Yancey et al. (2002) documented the importance of role models for young adults, including African Americans and other minorities. Because of these findings, each of our subjects recorded on his survey instrument whether or not he had a role model and, if relevant, the identity of his role model. With these questions, we hoped to identify possible relationships between presence or absence of role models and factors related to social selfconcept such as perceived attractiveness of self and a member of the opposite sex. Finally, subjects' skin color was rated by two of the present authors as light-skinned, medium-skinned, or dark-skinned (see Jones et al., 2003); thus, inter-rater variability is a potential source of error in the present study. Dark-skinned males were over-represented and light-skinned males were under-represented in the present sample, a distribution controlled for where statistical tests are reported below. The purpose of the present research brief is to report a novel characteristic of role model choice that may be unreported in the literature for black males and to assess this finding in relation to perceived attractiveness of self and a member of the opposite sex.
In this study, 26 subjects, 23% of the sample, reported that they had no role model. Fifty subjects, 44%, reported that their role model was an individual known personally to him, usually a parent, sibling, or grandparent. Twenty-one subjects, 19%, chose a role model not known personally, such as an athletic or entertainment figure, and 13 subjects, 12%, chose themselves as their own role model. The proportion of males choosing themselves as their own role model was significantly less than the proportion of males having no role model, having a personal role model, or having a figure as a role model as shown by a Chi Square test of proportions where P2= 27.67, df= 3, p<.001. Three subjects, 3%, failed to record the presence or absence of a role model; thus, N= 110 for these comparisons. Subjects choosing themselves as their own role model were proportionately less likely to be light skinned males compared to males with no role models or males having personal role models or figures as role models. This finding was demonstrated by a Chi Square test of proportions where P2= 6.56, df= 2, p<.05, N= 113. If our sample is a representative one, then, these results are unlikely to have occurred by chance alone.
A previous report showed a weak significant trend for males to favor females of their own skin color (Jones et al., 2003). Males choosing themselves as their own role model, however, were significantly less likely to rate dark-skinned females as "very attractive" relative to the proportion of males choosing dark-skinned females as "very attractive" in the sample as a whole.
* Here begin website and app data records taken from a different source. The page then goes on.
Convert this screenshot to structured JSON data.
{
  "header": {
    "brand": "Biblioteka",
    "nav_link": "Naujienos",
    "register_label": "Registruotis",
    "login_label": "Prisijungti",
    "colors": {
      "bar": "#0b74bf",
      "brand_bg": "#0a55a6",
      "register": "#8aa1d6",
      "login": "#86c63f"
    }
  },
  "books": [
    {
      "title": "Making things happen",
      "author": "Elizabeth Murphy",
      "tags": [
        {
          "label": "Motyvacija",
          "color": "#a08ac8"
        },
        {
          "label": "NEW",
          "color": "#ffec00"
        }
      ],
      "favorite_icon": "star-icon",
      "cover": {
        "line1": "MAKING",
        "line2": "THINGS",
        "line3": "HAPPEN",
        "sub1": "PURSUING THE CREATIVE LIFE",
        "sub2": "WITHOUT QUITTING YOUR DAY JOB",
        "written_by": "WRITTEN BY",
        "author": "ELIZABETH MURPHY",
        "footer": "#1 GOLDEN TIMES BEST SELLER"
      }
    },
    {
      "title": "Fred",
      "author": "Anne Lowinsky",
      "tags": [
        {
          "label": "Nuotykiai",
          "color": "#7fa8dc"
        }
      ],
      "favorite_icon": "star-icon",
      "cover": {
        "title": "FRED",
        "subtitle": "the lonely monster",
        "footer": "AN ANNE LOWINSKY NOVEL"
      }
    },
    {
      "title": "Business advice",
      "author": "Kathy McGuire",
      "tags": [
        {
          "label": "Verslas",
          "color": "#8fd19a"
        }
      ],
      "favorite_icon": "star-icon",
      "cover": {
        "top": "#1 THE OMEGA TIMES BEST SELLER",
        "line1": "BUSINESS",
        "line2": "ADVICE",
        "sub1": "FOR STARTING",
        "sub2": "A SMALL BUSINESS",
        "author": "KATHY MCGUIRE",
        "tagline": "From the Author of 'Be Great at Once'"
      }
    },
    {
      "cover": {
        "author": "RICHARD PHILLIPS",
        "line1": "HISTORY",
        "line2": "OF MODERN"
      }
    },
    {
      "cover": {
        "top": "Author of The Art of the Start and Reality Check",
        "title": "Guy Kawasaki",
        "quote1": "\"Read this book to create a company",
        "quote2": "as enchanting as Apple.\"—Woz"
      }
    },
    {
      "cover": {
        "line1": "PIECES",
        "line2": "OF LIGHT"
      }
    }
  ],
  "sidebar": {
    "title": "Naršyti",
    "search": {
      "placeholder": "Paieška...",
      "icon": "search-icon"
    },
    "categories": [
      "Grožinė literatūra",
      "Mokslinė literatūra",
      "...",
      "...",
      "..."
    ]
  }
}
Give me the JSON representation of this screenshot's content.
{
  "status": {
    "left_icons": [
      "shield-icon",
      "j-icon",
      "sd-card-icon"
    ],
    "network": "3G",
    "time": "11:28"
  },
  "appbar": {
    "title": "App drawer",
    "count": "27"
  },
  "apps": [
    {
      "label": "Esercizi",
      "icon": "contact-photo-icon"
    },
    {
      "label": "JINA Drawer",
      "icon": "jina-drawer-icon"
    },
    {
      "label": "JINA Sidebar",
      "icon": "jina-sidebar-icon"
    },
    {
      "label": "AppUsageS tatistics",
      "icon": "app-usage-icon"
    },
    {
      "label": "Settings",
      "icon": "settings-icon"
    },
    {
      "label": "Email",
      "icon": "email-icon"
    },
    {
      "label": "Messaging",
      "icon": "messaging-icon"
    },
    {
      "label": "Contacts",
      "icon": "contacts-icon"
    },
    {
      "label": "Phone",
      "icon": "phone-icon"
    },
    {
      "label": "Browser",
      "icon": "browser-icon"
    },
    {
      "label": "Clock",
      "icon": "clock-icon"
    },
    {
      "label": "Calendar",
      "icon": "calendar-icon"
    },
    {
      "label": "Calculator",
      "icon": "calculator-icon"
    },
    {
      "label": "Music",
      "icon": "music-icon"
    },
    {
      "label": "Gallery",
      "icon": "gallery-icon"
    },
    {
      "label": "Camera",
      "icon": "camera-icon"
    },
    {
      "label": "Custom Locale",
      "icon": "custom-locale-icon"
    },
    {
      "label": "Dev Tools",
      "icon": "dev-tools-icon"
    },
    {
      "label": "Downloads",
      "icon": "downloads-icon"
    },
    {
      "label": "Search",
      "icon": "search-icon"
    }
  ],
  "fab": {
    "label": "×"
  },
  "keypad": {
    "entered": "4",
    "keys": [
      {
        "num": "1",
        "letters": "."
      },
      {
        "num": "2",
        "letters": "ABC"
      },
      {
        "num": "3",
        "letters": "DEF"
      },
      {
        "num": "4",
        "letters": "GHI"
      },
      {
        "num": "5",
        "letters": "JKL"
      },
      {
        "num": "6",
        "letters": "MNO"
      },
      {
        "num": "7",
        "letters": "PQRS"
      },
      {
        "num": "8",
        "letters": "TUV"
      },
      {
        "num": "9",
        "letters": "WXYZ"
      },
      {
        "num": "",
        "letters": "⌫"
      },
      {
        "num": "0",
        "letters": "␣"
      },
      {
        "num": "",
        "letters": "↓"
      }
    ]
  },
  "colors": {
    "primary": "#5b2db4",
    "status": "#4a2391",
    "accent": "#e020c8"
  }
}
This finding was demonstrated by a Chi Square test where P2= 7.53, df= 2, p<.05. We speculate that this finding may indicate that these predominantly dark-skinned males choosing themselves as a role model may be overcompensating for a trait, dark skin color, perceived as less than ideal by others. …